Excerpts from an interface dataset:

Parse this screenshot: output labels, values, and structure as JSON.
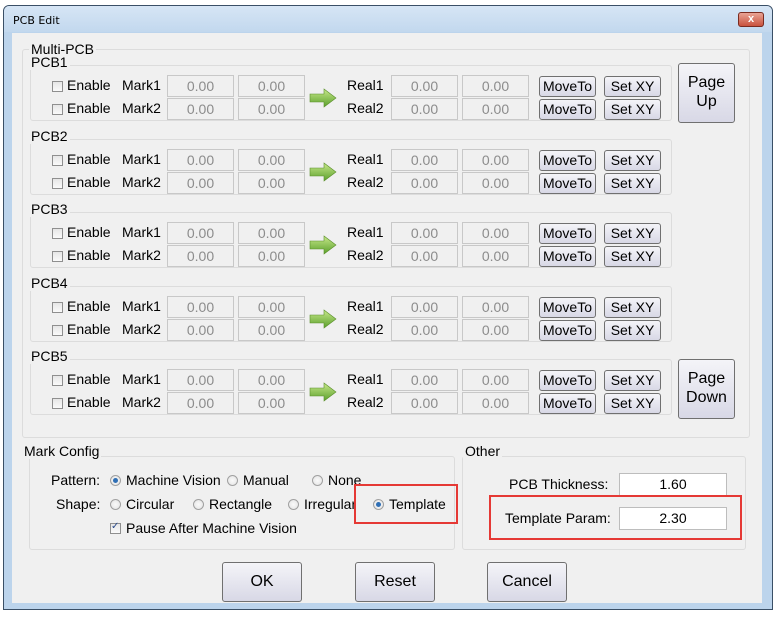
{
  "window": {
    "title": "PCB Edit",
    "close_label": "x"
  },
  "multi_pcb": {
    "label": "Multi-PCB",
    "enable_label": "Enable",
    "mark_labels": [
      "Mark1",
      "Mark2"
    ],
    "real_labels": [
      "Real1",
      "Real2"
    ],
    "moveto_label": "MoveTo",
    "setxy_label": "Set XY",
    "pcbs": [
      {
        "name": "PCB1",
        "rows": [
          {
            "enabled": false,
            "mark": [
              "0.00",
              "0.00"
            ],
            "real": [
              "0.00",
              "0.00"
            ]
          },
          {
            "enabled": false,
            "mark": [
              "0.00",
              "0.00"
            ],
            "real": [
              "0.00",
              "0.00"
            ]
          }
        ]
      },
      {
        "name": "PCB2",
        "rows": [
          {
            "enabled": false,
            "mark": [
              "0.00",
              "0.00"
            ],
            "real": [
              "0.00",
              "0.00"
            ]
          },
          {
            "enabled": false,
            "mark": [
              "0.00",
              "0.00"
            ],
            "real": [
              "0.00",
              "0.00"
            ]
          }
        ]
      },
      {
        "name": "PCB3",
        "rows": [
          {
            "enabled": false,
            "mark": [
              "0.00",
              "0.00"
            ],
            "real": [
              "0.00",
              "0.00"
            ]
          },
          {
            "enabled": false,
            "mark": [
              "0.00",
              "0.00"
            ],
            "real": [
              "0.00",
              "0.00"
            ]
          }
        ]
      },
      {
        "name": "PCB4",
        "rows": [
          {
            "enabled": false,
            "mark": [
              "0.00",
              "0.00"
            ],
            "real": [
              "0.00",
              "0.00"
            ]
          },
          {
            "enabled": false,
            "mark": [
              "0.00",
              "0.00"
            ],
            "real": [
              "0.00",
              "0.00"
            ]
          }
        ]
      },
      {
        "name": "PCB5",
        "rows": [
          {
            "enabled": false,
            "mark": [
              "0.00",
              "0.00"
            ],
            "real": [
              "0.00",
              "0.00"
            ]
          },
          {
            "enabled": false,
            "mark": [
              "0.00",
              "0.00"
            ],
            "real": [
              "0.00",
              "0.00"
            ]
          }
        ]
      }
    ],
    "page_up": [
      "Page",
      "Up"
    ],
    "page_down": [
      "Page",
      "Down"
    ]
  },
  "mark_config": {
    "label": "Mark Config",
    "pattern_label": "Pattern:",
    "pattern_options": [
      "Machine Vision",
      "Manual",
      "None"
    ],
    "pattern_selected": "Machine Vision",
    "shape_label": "Shape:",
    "shape_options": [
      "Circular",
      "Rectangle",
      "Irregular",
      "Template"
    ],
    "shape_selected": "Template",
    "pause_label": "Pause After Machine Vision",
    "pause_checked": true
  },
  "other": {
    "label": "Other",
    "thickness_label": "PCB Thickness:",
    "thickness_value": "1.60",
    "template_label": "Template Param:",
    "template_value": "2.30"
  },
  "buttons": {
    "ok": "OK",
    "reset": "Reset",
    "cancel": "Cancel"
  },
  "colors": {
    "highlight": "#e53935",
    "radio_selected": "#2f6fb5",
    "arrow": "#7cc242"
  }
}
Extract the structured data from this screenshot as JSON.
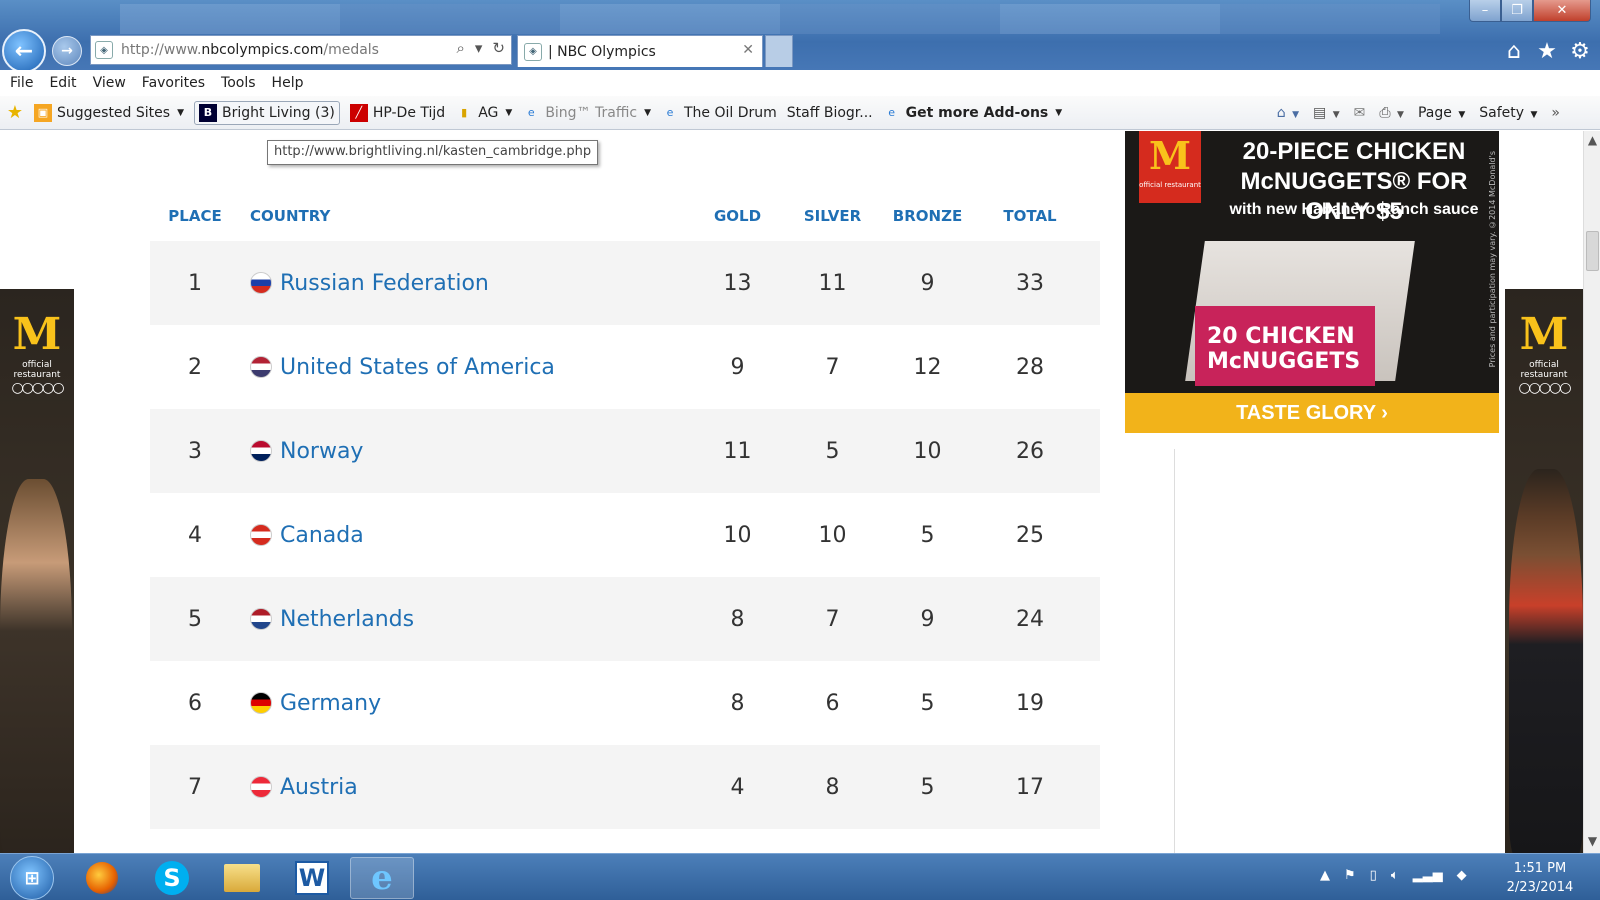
{
  "window": {
    "minimize": "–",
    "maximize": "❐",
    "close": "✕"
  },
  "address": {
    "prefix": "http://www.",
    "domain": "nbcolympics.com",
    "path": "/medals"
  },
  "tab": {
    "title": "| NBC Olympics",
    "close": "✕"
  },
  "menu": [
    "File",
    "Edit",
    "View",
    "Favorites",
    "Tools",
    "Help"
  ],
  "favorites": [
    {
      "label": "Suggested Sites",
      "dropdown": true
    },
    {
      "label": "Bright Living (3)",
      "dropdown": false
    },
    {
      "label": "HP-De Tijd",
      "dropdown": false
    },
    {
      "label": "AG",
      "dropdown": true
    },
    {
      "label": "Bing™ Traffic",
      "dropdown": true
    },
    {
      "label": "The Oil Drum",
      "dropdown": false
    },
    {
      "label": "Staff Biogr...",
      "dropdown": false
    },
    {
      "label": "Get more Add-ons",
      "dropdown": true
    }
  ],
  "commandbar": {
    "page": "Page",
    "safety": "Safety"
  },
  "tooltip": "http://www.brightliving.nl/kasten_cambridge.php",
  "table": {
    "headers": {
      "place": "PLACE",
      "country": "COUNTRY",
      "gold": "GOLD",
      "silver": "SILVER",
      "bronze": "BRONZE",
      "total": "TOTAL"
    },
    "rows": [
      {
        "place": "1",
        "country": "Russian Federation",
        "gold": "13",
        "silver": "11",
        "bronze": "9",
        "total": "33",
        "flag": [
          "#ffffff",
          "#1c3fa8",
          "#d52b1e"
        ]
      },
      {
        "place": "2",
        "country": "United States of America",
        "gold": "9",
        "silver": "7",
        "bronze": "12",
        "total": "28",
        "flag": [
          "#b22234",
          "#ffffff",
          "#3c3b6e"
        ]
      },
      {
        "place": "3",
        "country": "Norway",
        "gold": "11",
        "silver": "5",
        "bronze": "10",
        "total": "26",
        "flag": [
          "#ba0c2f",
          "#ffffff",
          "#00205b"
        ]
      },
      {
        "place": "4",
        "country": "Canada",
        "gold": "10",
        "silver": "10",
        "bronze": "5",
        "total": "25",
        "flag": [
          "#d52b1e",
          "#ffffff",
          "#d52b1e"
        ]
      },
      {
        "place": "5",
        "country": "Netherlands",
        "gold": "8",
        "silver": "7",
        "bronze": "9",
        "total": "24",
        "flag": [
          "#ae1c28",
          "#ffffff",
          "#21468b"
        ]
      },
      {
        "place": "6",
        "country": "Germany",
        "gold": "8",
        "silver": "6",
        "bronze": "5",
        "total": "19",
        "flag": [
          "#000000",
          "#dd0000",
          "#ffce00"
        ]
      },
      {
        "place": "7",
        "country": "Austria",
        "gold": "4",
        "silver": "8",
        "bronze": "5",
        "total": "17",
        "flag": [
          "#ed2939",
          "#ffffff",
          "#ed2939"
        ]
      }
    ]
  },
  "ad": {
    "logo": "M",
    "logo_sub": "official restaurant",
    "headline": "20-PIECE CHICKEN McNUGGETS® FOR ONLY $5",
    "subline": "with new Habanero Ranch sauce",
    "box_text": "20 CHICKEN McNUGGETS",
    "cta": "TASTE GLORY ›",
    "disclaimer": "Prices and participation may vary. ©2014 McDonald's"
  },
  "side_ad": {
    "logo": "M",
    "sub": "official restaurant",
    "rings": "○○○○○"
  },
  "taskbar": {
    "time": "1:51 PM",
    "date": "2/23/2014"
  }
}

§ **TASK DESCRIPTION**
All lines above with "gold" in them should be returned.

§ **EXPECTED ANSWER**
      "gold": "GOLD",
        "gold": "13",
        "gold": "9",
        "gold": "11",
        "gold": "10",
        "gold": "8",
        "gold": "8",
        "gold": "4",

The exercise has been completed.